“Curt Jett was a member of the Hargis clan in the Hargis-Cockrill feud. Once he was under sentence of death, but the Kentucky Court of Appeals reversed the verdict and he accepted a life term without appeal. That was for the killing of James Cockrill, July 20, 1902, near the courthouse at Jackson. He claimed […]comments
Tag Archives: feuds
“No section of the great Civil War suffered so enduringly as that which was the boundary line between the sections, and no part of the boundary suffered more from devastations of war in the passing to and fro of armed forces and from the raids of marauding bands, than did Fentress County, TN. “Before the […]comments
“Once we hit a place where a feud was being settled. It was back in the hill country of Virginia and the place was called Rocky Comfort. It really wasn’t a town. There was a water-power grist mill, a store, a blacksmith shop and about a quarter of a mile up the little valley there […]comments
For many years Ira Butts and neighbor Clifton Pitts had been arguing over the boundary line of a small piece of property. The land was separated between the neighbors by a small creek, which headed on property owned by Butts. Each neighbor suspected that someone had channeled the branch to run opposite its original location. […]comments
Before Hollene had time to react, a single shot from a high-powered Winchester rifle exploded into the air. Al’s startled horse jumped and spun wildly.
Another shot. Hollene fell to the ground, her face torn to pieces, black from powder burn and smattered in blood.
Dave Dingess, riding nearly beside Al and Hollene, had also spotted the two men hiding among the rocks. He had put up his hand before the second shot, then felt it go numb. Feeling little pain, he had quickly turned his horse and slid over toward its side opposite the shooters, and clung to his saddle, keeping his arms around the horse’s neck, until he maneuvered to safety. He and Harve galloped back up the creek toward home and help. No shots came their way. But Dave’s hand was covered in blood.
Al, meanwhile, tried to regain control of his horse. He looked down at his wife, then up toward the rocks.
Another shot—this time finding its mark.
Al fell to the ground, rolling in the dust. He felt pain at his right elbow and all through his arm, then numbness. His arm was covered in blood—shot and broken—useless from the fall.
His horse sped away down the creek.

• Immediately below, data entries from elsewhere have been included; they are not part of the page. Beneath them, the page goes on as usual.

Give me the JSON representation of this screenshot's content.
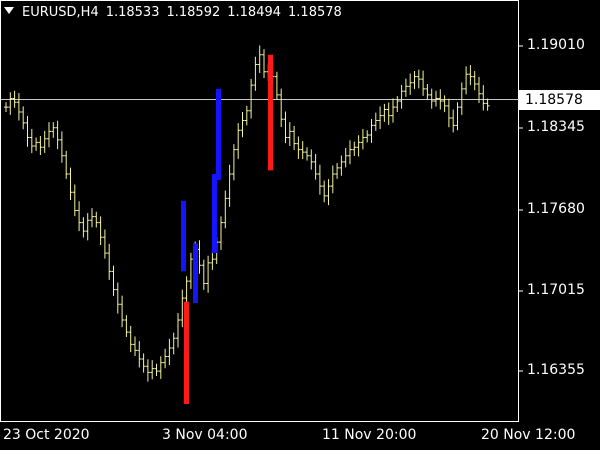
{
  "header": {
    "symbol": "EURUSD,H4",
    "open": "1.18533",
    "high": "1.18592",
    "low": "1.18494",
    "close": "1.18578"
  },
  "current_price": "1.18578",
  "y_axis": [
    "1.19010",
    "1.18345",
    "1.17680",
    "1.17015",
    "1.16355"
  ],
  "x_axis": [
    "23 Oct 2020",
    "3 Nov 04:00",
    "11 Nov 20:00",
    "20 Nov 12:00"
  ],
  "colors": {
    "background": "#000000",
    "bars": "#f3f39a",
    "bull_signal": "#1414ff",
    "bear_signal": "#ff1a1a",
    "axes": "#ffffff"
  },
  "chart_data": {
    "type": "ohlc",
    "symbol": "EURUSD",
    "timeframe": "H4",
    "ylim": [
      1.1597,
      1.1943
    ],
    "current_price": 1.18578,
    "closes": [
      1.1855,
      1.1862,
      1.1859,
      1.1851,
      1.1842,
      1.183,
      1.1823,
      1.1826,
      1.1822,
      1.1829,
      1.1835,
      1.1838,
      1.1828,
      1.1815,
      1.18,
      1.1785,
      1.177,
      1.176,
      1.1753,
      1.1762,
      1.1765,
      1.176,
      1.1748,
      1.1735,
      1.172,
      1.1705,
      1.1693,
      1.168,
      1.167,
      1.166,
      1.1655,
      1.1648,
      1.1642,
      1.1637,
      1.164,
      1.1638,
      1.1645,
      1.165,
      1.1657,
      1.1665,
      1.168,
      1.1698,
      1.1712,
      1.173,
      1.1738,
      1.1725,
      1.171,
      1.1727,
      1.173,
      1.1744,
      1.176,
      1.178,
      1.18,
      1.182,
      1.1836,
      1.1844,
      1.1852,
      1.1873,
      1.189,
      1.1898,
      1.1884,
      1.1885,
      1.188,
      1.1865,
      1.1845,
      1.183,
      1.1835,
      1.1825,
      1.182,
      1.1818,
      1.1815,
      1.181,
      1.18,
      1.179,
      1.1782,
      1.179,
      1.18,
      1.1805,
      1.181,
      1.1815,
      1.182,
      1.1822,
      1.1826,
      1.183,
      1.1832,
      1.184,
      1.1844,
      1.1848,
      1.1853,
      1.1848,
      1.1855,
      1.186,
      1.1868,
      1.1872,
      1.1875,
      1.188,
      1.1878,
      1.187,
      1.1865,
      1.186,
      1.1862,
      1.186,
      1.1856,
      1.1846,
      1.184,
      1.1855,
      1.187,
      1.1882,
      1.188,
      1.1874,
      1.1866,
      1.1858,
      1.1856
    ],
    "signals": [
      {
        "type": "bull",
        "low": 1.172,
        "high": 1.1778
      },
      {
        "type": "bear",
        "low": 1.1611,
        "high": 1.1695
      },
      {
        "type": "bull",
        "low": 1.1694,
        "high": 1.1743
      },
      {
        "type": "bull",
        "low": 1.1735,
        "high": 1.18
      },
      {
        "type": "bull",
        "low": 1.1795,
        "high": 1.187
      },
      {
        "type": "bear",
        "low": 1.1803,
        "high": 1.1898
      }
    ]
  }
}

Al crawled toward Hollene, reaching under his jacket for a pistol. Then came another shot, this time grazing his breast and ripping the fabric of his vest. The pressure was intense.
Al followed his horse downstream to safety.
For a brief moment, the scene was completely quiet.comments